Some of the many unique scientific, political, and socioeconomic characteristics of the Great Salt Lake Basin are described below. For additional information, click the 'more' link following each characteristic.

Scientific Characteristics

    The Great Salt Lake Basin is a closed basin, meaning that it does not drain to an ocean. The Great Salt Lake (GSL) stands out as a collector and integrator of signals from climatic and anthropogenically-induced hydrologic change. These changes are recorded in ancient lake terraces, accumulated sediments, short-term lake level changes, and recent changes in lake water chemistry. More >>

    The Great Salt Lake Basin is a snow-dominated hydrologic system, and, as such, it is highly sensitive to climate change. More >>

    Changes in the volume of the Great Salt Lake, which have been recorded since 1847, represent the integrated effects of all of the major components of the hydrologic cycle. More >>

    The steep topography in the region provides short distances from catchment areas to the regional base level. Transects within the basin can span a range of geologies, elevations, climates, ecosystems, and land uses. More >>

    There is a high degree of interannual variability in precipitation within the Great Salt Lake Basin. In addition, the precipitation distribution is not normal, with bimodal tendencies toward wet or dry periods. More >>

    The three major watersheds to the east of the GSL (the Bear River, Weber River, and Utah Lake Watersheds) provide the vast majority of water, sediment, and contaminant flux to the Great Salt Lake. More >>

Political Characteristics

    Semi-arid regions represent a significant portion of earth's surface. More than three-quarters of a billion people (more than one in eight) are estimated to live in dry lands. More >>

    The region is becoming critically stressed. Population growth in the area has been about 5 times the national average, and the population is expected to grow approximately 50 percent in the next 20 years. More >>

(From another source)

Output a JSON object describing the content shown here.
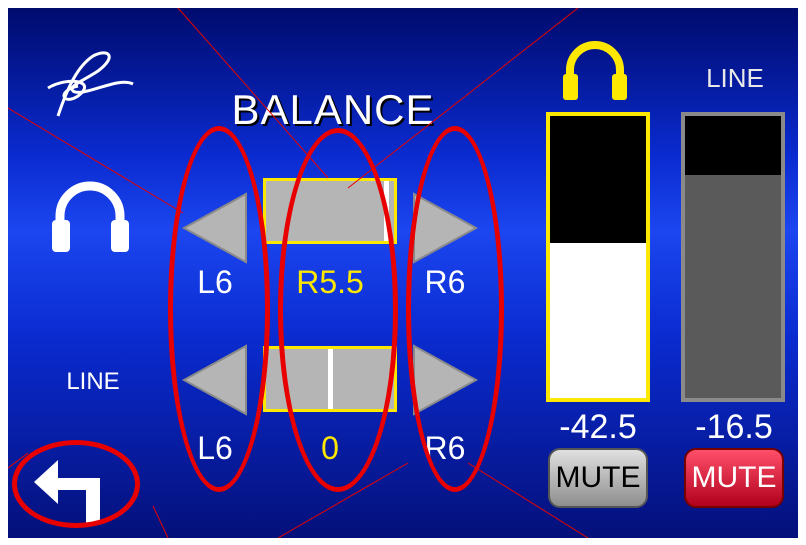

    Much of the Great Salt Lake Basin is made up of federal and state lands. More >>

Socioeconomic Characteristics

    The GSL basin has long and complete histories of human habitation, land-use change, meteorology, and technological and water-use change in the western United States. Beginning with beaver trapping in the early 1800's and continuing with the extraordinary record keeping of settlers and early scientific investigations, this area has one of the best history of changes in the landscape of the western United States. More >>

    The Great Salt Lake Basin is attractive to visitors year round, with a wealth of recreational opportunities. The Great Salt Lake basin is centrally located within the Western U.S., with transportation infrastructure that makes it easily accessible. An international airport is located near the center of the Great Salt Lake Basin. More >>